Exercise directions: Looking at the records below, say how many lines contain "Monitored". Nothing else belongs in the answer.

Dataset rows describing interfaces:
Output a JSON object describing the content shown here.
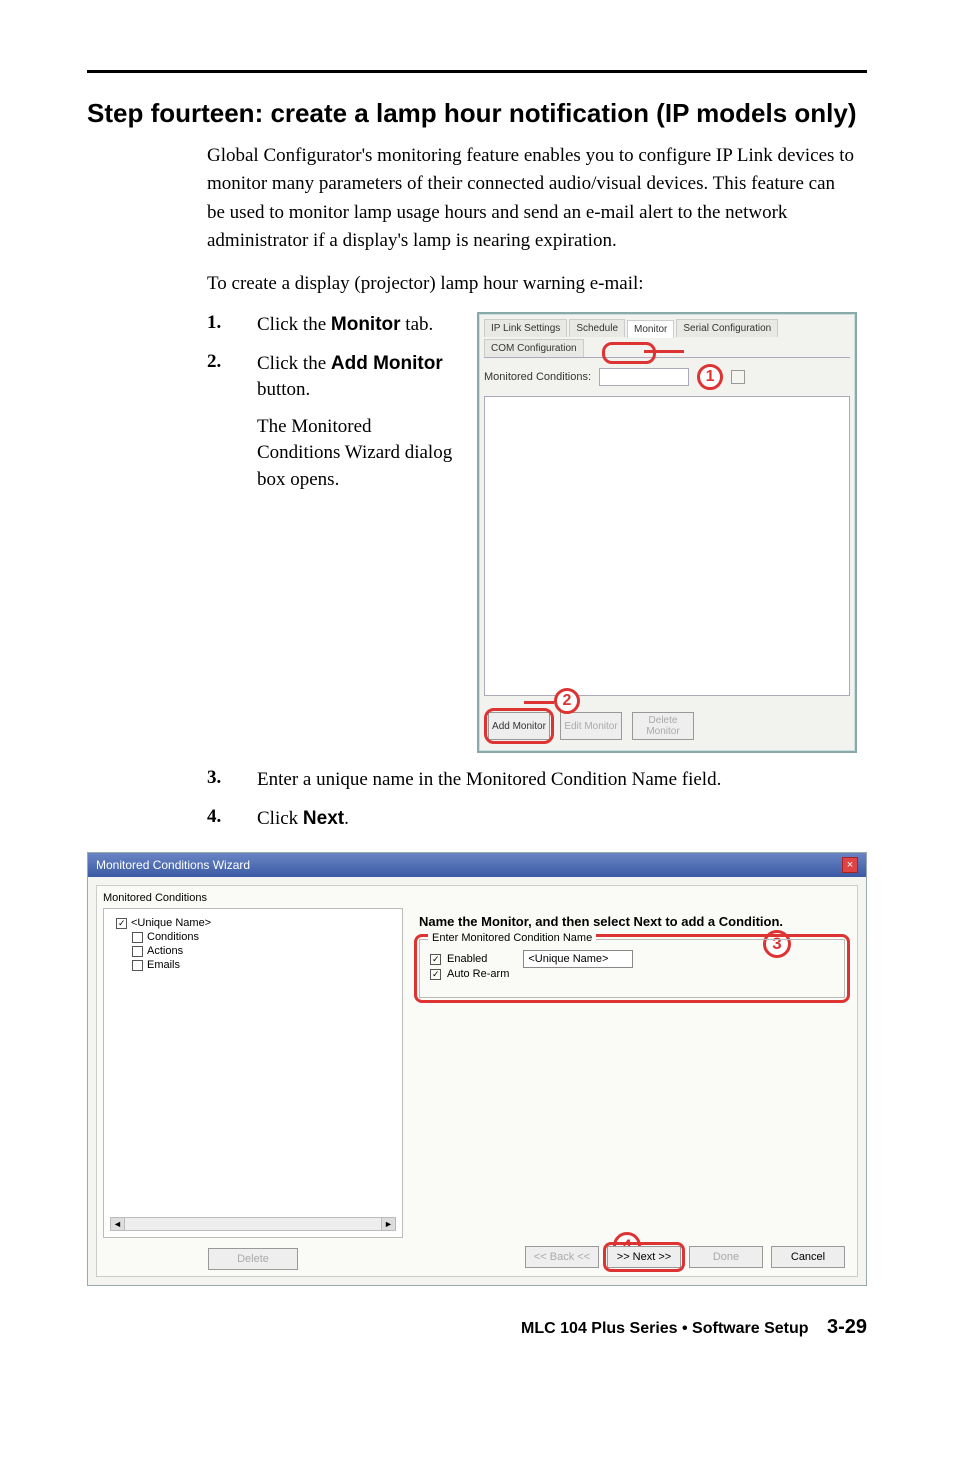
{
  "heading": "Step fourteen: create a lamp hour notification (IP models only)",
  "intro1": "Global Configurator's monitoring feature enables you to configure IP Link devices to monitor many parameters of their connected audio/visual devices.  This feature can be used to monitor lamp usage hours and send an e-mail alert to the network administrator if a display's lamp is nearing expiration.",
  "intro2": "To create a display (projector) lamp hour warning e-mail:",
  "steps": {
    "s1_num": "1.",
    "s1a": "Click the ",
    "s1b": "Monitor",
    "s1c": " tab.",
    "s2_num": "2.",
    "s2a": "Click the ",
    "s2b": "Add Monitor",
    "s2c": " button.",
    "s2_follow": "The Monitored Conditions Wizard dialog box opens.",
    "s3_num": "3.",
    "s3": "Enter a unique name in the Monitored Condition Name field.",
    "s4_num": "4.",
    "s4a": "Click ",
    "s4b": "Next",
    "s4c": "."
  },
  "win1": {
    "tabs": [
      "IP Link Settings",
      "Schedule",
      "Monitor",
      "Serial Configuration",
      "COM Configuration"
    ],
    "mon_label": "Monitored Conditions:",
    "btn_add": "Add Monitor",
    "btn_edit": "Edit Monitor",
    "btn_del": "Delete Monitor",
    "call1": "1",
    "call2": "2"
  },
  "wizard": {
    "title": "Monitored Conditions Wizard",
    "section": "Monitored Conditions",
    "tree": {
      "root": "<Unique Name>",
      "children": [
        "Conditions",
        "Actions",
        "Emails"
      ]
    },
    "right_heading": "Name the Monitor, and then select Next to add a Condition.",
    "fieldset_legend": "Enter Monitored Condition Name",
    "enabled": "Enabled",
    "autorearm": "Auto Re-arm",
    "input_value": "<Unique Name>",
    "delete": "Delete",
    "back": "<< Back <<",
    "next": ">> Next >>",
    "done": "Done",
    "cancel": "Cancel",
    "call3": "3",
    "call4": "4"
  },
  "footer": {
    "text": "MLC 104 Plus Series • Software Setup",
    "page": "3-29"
  }
}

Written solution: 6